But there’s no denying that some serious clouds hang over Redmond’s future. Is it on a slow but steady path to irrelevance in a “consumer-first, cloud-first, mobile-first” world?

A couple of charts illustrate how the ground is shifting for Microsoft.

Figure 1: Microsoft marketshare of desktop operating systems. Data Source: Net Applications

As you can see Microsoft still lords over the desktops with a 91% marketshare. So, where is the problem?

In the good old days when a personal computing device was synonymous with a desktop (or a laptop), that was awe-inspiring and Microsoft was more or less the software sheriff of the universe. Cut to today: where a personal computing device more likely means smartphones and tablets. Now, here is the new platform marketshare picture:

Figure 2: Platform marketshare for all personal computing devices currently in use. Data Sources: Benedict Evans and RSG estimates

You can see that Microsoft has already lost its crown. What should be even more worrisome for Microsoft:

  • Smartphones outsell PCs by a wide margin
  • PC sales are falling but smartphone sales are sky-rocketing
  • Microsoft is shipping less than 3% of those smartphones.

Certainly, the future ain’t what it used to be.

So, everyone (including Redmond) knows that Microsoft has a mobile problem the size of Mars. The new leadership in Redmond has been more proactive than before but the big question is whether their initiatives on the mobile front will amount to little more than a rearguard action.

As we all know, people don’t typically purchase a mobile phone for only the hardware. We buy into the apps and ecosystem around the mobile platform. But that’s a chicken-and-egg situation for Microsoft and its Windows Phones platform.

Despite some serious courting by Microsoft, less than 10% of app developers target Windows Phone as the primary platform.

Figure 3: Primary platform for professional mobile developersData Source: Vision Mobile

Understandably so, for they make next to nothing from developing for the Windows Phone platform.

Figure 4:  Median monthly revenue per app by mobile platform. Data Source: Vision Mobile

A classic Catch-22: You don’t want to buy a Microsoft mobile device because of the limited availability of apps; but because there aren’t a significant number of users to target, developers won’t build for the Windows platform.

The risk to Microsoft is that even the currently loyal developers (however few they may be) may abandon ship. If that happens Microsoft won’t at all be able to revive it’s fledgling franchise in the mobile space.

So, how can Microsoft break out of this vicious cycle? Indeed, that’s one of the key KPIs for Microsoft CEO Satya Nadella. There are no easy answers and I’ll take a shot at it in a future article.

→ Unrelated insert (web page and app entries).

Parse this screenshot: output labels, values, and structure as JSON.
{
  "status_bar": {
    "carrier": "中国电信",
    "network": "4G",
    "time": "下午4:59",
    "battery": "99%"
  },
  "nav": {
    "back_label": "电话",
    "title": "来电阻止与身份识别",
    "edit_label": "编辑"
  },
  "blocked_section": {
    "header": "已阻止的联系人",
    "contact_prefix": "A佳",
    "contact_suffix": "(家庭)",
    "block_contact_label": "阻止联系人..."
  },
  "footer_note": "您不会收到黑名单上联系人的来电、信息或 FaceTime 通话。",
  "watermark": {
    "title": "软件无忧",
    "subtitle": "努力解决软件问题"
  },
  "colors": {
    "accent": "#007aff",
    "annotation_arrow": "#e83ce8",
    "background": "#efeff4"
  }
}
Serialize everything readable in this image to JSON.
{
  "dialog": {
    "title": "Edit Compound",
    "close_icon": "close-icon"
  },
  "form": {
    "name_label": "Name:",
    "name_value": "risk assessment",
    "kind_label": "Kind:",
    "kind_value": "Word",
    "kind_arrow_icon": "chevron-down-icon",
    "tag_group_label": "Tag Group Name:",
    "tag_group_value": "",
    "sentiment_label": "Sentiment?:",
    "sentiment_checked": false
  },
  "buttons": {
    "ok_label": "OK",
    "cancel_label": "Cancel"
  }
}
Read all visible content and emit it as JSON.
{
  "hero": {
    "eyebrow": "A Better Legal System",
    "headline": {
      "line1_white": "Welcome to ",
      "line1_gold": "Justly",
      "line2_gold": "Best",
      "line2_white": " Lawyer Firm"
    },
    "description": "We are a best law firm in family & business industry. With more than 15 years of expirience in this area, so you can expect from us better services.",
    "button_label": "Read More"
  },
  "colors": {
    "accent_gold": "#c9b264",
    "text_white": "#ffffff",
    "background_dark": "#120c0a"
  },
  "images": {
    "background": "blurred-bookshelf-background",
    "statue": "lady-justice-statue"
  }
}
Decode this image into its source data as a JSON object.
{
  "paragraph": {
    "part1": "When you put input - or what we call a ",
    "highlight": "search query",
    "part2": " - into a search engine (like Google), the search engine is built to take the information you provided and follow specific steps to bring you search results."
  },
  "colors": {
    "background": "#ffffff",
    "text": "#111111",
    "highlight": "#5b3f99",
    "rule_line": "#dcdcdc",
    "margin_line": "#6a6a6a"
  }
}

Meanwhile, please chime in with your thoughts on if or how Microsoft can ever become a mobile powerhouse. 

This is a modified version of an article originally published yesterday on